Monica Kramer McConkey refers to herself as a Ted Matthews clone, but “without the beard.”
It’s a humorous way to compare herself – a younger, tall and lanky licensed professional counselor – with Ted Matthews – a mental health practitioner with salt and pepper hair and over 40 years of experience helping farmers through their toughest battles.
What they have in common is a strong desire to help Minnesota’s farmers who have stress affecting their mental health. Both also have a goal of teaching the farming community how to develop mental fitness.
That’s what Matthews has been doing for many years, and he’s glad McConkey joined him Oct. 1 as Minnesota’s second subsidized counselor dedicated to helping farmers and farm families.
Matthews works out of Hutchinson, and McConkey works out of Detroit Lakes. One of them can reach farmers that are at their wits’ end within hours when needed.
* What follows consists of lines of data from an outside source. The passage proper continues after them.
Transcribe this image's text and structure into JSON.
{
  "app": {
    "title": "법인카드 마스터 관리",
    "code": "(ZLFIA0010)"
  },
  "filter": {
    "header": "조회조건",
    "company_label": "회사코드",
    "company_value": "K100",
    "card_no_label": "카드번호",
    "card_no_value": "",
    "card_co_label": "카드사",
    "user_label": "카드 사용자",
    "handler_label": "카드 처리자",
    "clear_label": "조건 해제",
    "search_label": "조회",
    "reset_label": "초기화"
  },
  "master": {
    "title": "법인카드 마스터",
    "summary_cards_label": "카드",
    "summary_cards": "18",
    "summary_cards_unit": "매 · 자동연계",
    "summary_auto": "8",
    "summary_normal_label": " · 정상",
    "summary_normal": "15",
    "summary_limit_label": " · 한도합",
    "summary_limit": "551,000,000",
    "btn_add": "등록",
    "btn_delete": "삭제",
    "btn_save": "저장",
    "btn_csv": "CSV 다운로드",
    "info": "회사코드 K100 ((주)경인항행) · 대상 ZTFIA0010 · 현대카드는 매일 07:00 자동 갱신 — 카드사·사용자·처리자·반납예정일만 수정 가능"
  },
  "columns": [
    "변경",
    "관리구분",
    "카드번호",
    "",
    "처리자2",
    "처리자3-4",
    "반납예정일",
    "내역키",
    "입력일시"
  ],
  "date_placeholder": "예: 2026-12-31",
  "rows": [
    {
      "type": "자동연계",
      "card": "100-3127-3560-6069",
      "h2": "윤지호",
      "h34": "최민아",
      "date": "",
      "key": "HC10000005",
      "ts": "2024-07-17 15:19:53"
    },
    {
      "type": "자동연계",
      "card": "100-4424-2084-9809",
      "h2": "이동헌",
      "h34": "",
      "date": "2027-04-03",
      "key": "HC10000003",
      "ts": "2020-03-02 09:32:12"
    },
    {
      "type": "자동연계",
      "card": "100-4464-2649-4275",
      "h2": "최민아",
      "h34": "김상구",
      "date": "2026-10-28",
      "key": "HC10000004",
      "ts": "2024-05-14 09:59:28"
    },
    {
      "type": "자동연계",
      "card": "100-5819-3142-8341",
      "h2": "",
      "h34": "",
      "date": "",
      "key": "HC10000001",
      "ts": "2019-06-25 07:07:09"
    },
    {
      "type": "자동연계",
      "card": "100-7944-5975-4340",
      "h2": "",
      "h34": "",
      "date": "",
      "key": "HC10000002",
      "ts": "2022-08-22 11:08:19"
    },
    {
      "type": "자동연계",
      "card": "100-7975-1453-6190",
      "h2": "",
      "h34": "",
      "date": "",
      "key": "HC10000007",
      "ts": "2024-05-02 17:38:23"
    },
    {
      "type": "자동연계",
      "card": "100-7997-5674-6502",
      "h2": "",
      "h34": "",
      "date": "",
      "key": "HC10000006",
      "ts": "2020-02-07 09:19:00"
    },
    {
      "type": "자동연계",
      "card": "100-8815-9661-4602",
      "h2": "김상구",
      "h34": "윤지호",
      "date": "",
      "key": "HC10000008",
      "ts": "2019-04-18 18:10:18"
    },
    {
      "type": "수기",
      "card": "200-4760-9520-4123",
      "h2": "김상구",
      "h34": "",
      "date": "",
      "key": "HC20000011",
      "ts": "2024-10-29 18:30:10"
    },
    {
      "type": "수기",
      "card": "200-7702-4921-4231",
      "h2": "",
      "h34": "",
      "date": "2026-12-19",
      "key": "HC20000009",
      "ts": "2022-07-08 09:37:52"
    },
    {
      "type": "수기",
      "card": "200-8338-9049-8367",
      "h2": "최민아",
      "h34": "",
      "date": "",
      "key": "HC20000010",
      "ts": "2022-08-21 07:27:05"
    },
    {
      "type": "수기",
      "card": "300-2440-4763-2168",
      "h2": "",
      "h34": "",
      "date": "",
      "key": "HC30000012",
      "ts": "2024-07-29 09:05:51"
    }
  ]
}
McConkey has told the story of her own family. In the 1980s, her dad reached out when things got too difficult on the farm, but there wasn’t much help available. He persevered anyway and found people he could talk with to help him get through that time.
McConkey’s parents, brother and nephew continue to farm in northern Minnesota.
“I couldn’t do this job without the path that I’ve had growing up on the farm. We were very involved and had the celebrations and joys as well as the heartbreak and the stress and the worry,” she said. “You bring all of that with you, and you become part of the service that you offer.”
A child in the 1980s, McConkey was very aware of the stress her parents were going through. She understood how the weather could wipe out the year’s crops, and she often wondered how they were going to make it.
She remembers the day she walked into the house, and her mom was crying because they didn’t get their operating loan. She remembers worrying about what was going to happen to her animals and where they would live. Through those types of experiences, she wants to be certain that farm children and their teachers have access to mental health support as well their farming parents.
“It takes a while for people who are not from an ag background to understand what’s going on,” McConkey said. “They see the assets – the equipment, the trucks, the land, the farm, whatever. What they don’t understand is we don’t have cash laying around, so my kid can’t be in hockey this year, or whatever the case may be. So that’s a big education piece.”
She reminds all farmers and farm families to be sure their basic needs are taken care of – like eating, drinking water, getting enough sleep, exercising and staying clean.
Simply sitting up straight and taking deep breaths can reduce emotional and physical stress.
McConkey encourages those living in the rural community to be aware when someone or themselves may need mental health help. There may not be many signs that someone is having difficulty coping.
Minnesota Department of Agriculture also offers the Minnesota Farm and Rural Helpline. This free, confidential service is answered 24/7 at 833-600-0270 extension 1.